• [EXERCISE]
The expected response is a copy of every line in the entries below that includes the word "this".
*** Block opens ***
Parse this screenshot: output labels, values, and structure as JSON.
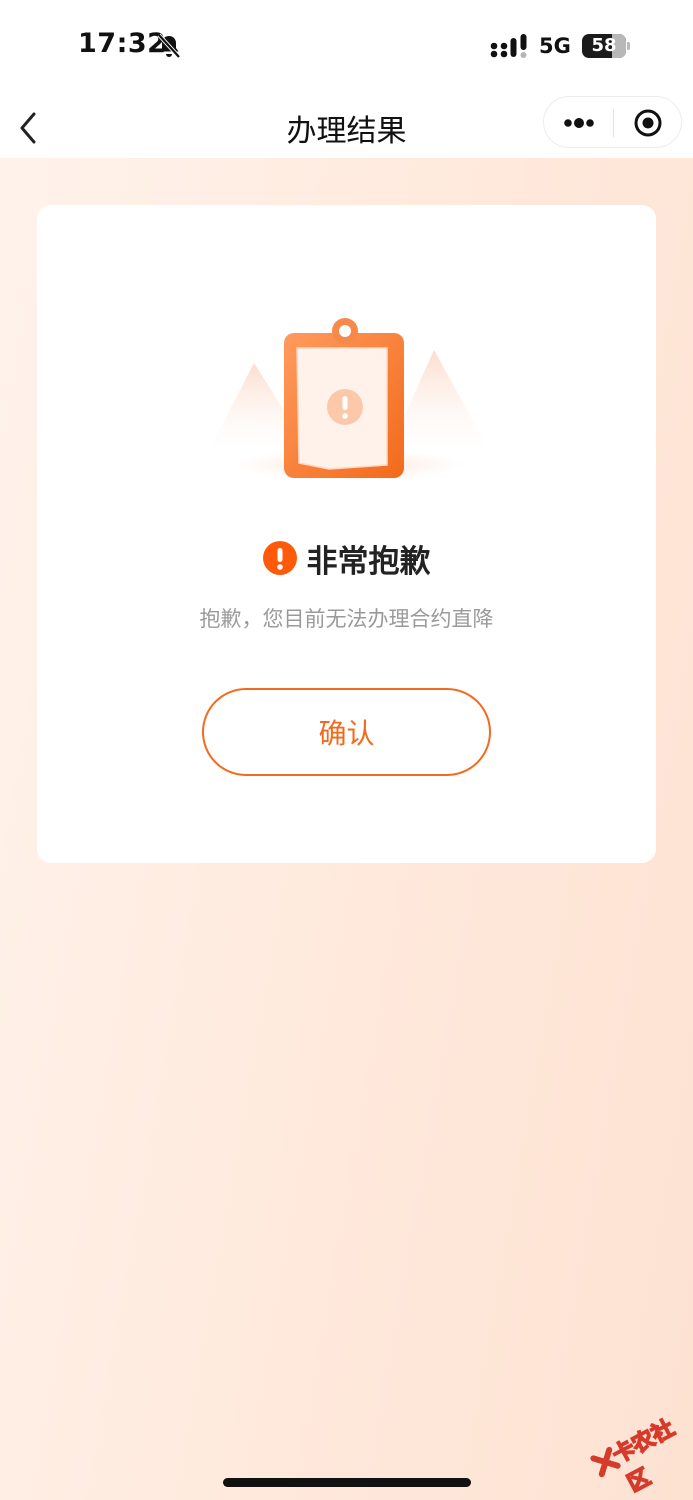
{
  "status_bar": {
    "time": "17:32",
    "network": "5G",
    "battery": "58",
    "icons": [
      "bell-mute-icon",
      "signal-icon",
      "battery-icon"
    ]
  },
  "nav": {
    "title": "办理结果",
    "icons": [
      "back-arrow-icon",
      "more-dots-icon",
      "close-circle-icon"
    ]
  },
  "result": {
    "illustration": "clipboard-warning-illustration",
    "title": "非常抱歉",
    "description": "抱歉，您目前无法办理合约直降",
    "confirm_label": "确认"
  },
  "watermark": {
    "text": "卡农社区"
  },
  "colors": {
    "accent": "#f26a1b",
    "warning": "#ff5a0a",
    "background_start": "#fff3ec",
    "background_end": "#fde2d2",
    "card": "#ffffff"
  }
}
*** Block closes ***
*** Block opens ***
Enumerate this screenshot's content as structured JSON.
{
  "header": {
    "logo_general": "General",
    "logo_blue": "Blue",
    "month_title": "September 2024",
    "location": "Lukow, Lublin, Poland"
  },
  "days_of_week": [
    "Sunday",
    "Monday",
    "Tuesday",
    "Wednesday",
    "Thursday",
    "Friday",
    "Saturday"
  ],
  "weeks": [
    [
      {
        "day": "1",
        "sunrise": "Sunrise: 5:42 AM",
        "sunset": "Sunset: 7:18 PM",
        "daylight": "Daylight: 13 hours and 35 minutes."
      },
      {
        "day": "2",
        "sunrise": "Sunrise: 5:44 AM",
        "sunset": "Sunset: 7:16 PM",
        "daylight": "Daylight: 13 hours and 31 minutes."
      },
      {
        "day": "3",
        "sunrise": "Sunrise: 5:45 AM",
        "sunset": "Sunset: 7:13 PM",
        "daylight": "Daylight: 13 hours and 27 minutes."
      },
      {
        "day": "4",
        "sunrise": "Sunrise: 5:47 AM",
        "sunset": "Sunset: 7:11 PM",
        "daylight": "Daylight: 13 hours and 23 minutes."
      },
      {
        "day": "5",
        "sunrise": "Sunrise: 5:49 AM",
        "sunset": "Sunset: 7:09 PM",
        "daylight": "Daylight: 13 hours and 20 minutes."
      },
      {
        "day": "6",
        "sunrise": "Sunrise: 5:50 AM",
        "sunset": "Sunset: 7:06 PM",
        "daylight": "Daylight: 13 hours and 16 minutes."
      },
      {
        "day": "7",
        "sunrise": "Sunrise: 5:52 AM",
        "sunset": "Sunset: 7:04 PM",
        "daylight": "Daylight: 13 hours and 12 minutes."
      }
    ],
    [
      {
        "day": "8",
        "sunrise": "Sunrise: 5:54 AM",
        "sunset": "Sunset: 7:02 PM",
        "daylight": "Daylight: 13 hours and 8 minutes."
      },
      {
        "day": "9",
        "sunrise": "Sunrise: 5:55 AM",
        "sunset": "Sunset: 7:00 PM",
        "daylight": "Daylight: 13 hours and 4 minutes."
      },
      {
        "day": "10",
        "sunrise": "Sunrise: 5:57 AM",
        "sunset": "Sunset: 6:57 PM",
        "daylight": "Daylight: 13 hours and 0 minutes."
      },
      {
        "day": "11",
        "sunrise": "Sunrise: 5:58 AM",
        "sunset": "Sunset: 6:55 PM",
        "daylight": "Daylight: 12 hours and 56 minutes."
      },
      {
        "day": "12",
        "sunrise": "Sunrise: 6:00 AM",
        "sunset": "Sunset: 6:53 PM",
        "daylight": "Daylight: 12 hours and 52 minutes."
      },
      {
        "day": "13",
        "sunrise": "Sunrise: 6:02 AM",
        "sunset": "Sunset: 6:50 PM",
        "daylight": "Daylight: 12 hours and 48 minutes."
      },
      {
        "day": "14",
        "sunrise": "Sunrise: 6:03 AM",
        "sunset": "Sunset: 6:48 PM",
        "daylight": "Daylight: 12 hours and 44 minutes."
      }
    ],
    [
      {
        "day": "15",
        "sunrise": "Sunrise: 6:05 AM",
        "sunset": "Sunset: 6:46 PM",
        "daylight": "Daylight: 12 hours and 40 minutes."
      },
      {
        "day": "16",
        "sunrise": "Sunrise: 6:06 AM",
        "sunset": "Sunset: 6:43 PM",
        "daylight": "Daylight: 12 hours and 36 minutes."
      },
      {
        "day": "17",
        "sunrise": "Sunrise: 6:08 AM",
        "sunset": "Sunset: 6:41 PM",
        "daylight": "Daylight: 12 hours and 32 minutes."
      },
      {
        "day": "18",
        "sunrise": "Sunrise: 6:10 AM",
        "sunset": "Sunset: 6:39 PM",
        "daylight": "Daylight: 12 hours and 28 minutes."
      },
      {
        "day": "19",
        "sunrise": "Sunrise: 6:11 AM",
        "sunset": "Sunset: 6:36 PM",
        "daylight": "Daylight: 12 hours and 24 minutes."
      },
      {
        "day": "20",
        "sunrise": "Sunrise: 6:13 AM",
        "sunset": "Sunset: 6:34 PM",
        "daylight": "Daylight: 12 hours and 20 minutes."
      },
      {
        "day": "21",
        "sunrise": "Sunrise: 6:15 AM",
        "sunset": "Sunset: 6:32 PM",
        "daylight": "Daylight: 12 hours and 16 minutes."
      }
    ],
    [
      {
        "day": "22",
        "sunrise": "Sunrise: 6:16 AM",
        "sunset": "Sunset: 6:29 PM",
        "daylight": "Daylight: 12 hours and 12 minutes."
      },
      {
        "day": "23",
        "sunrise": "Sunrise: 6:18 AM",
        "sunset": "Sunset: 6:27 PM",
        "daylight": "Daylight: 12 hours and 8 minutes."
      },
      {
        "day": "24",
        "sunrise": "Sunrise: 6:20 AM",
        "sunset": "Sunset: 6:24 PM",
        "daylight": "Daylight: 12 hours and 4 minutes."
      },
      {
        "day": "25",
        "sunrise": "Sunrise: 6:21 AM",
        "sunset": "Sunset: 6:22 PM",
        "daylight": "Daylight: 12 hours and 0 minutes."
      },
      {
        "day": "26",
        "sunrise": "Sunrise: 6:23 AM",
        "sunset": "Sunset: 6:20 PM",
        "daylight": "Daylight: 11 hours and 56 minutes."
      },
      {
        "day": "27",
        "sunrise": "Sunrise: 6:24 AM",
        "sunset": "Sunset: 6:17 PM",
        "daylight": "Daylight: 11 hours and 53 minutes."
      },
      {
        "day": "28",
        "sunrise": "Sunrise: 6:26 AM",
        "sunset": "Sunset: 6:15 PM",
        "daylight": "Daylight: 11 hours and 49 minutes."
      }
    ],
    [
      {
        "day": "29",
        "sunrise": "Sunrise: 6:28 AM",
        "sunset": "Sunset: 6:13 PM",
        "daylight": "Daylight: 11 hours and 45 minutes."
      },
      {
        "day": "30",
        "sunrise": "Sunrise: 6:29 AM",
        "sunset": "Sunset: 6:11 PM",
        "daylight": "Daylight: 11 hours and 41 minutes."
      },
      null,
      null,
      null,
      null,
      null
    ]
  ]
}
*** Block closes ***
• [ANSWER FOR THE TASK]
Parse this screenshot: output labels, values, and structure as JSON.
Enumerate this screenshot's content as structured JSON.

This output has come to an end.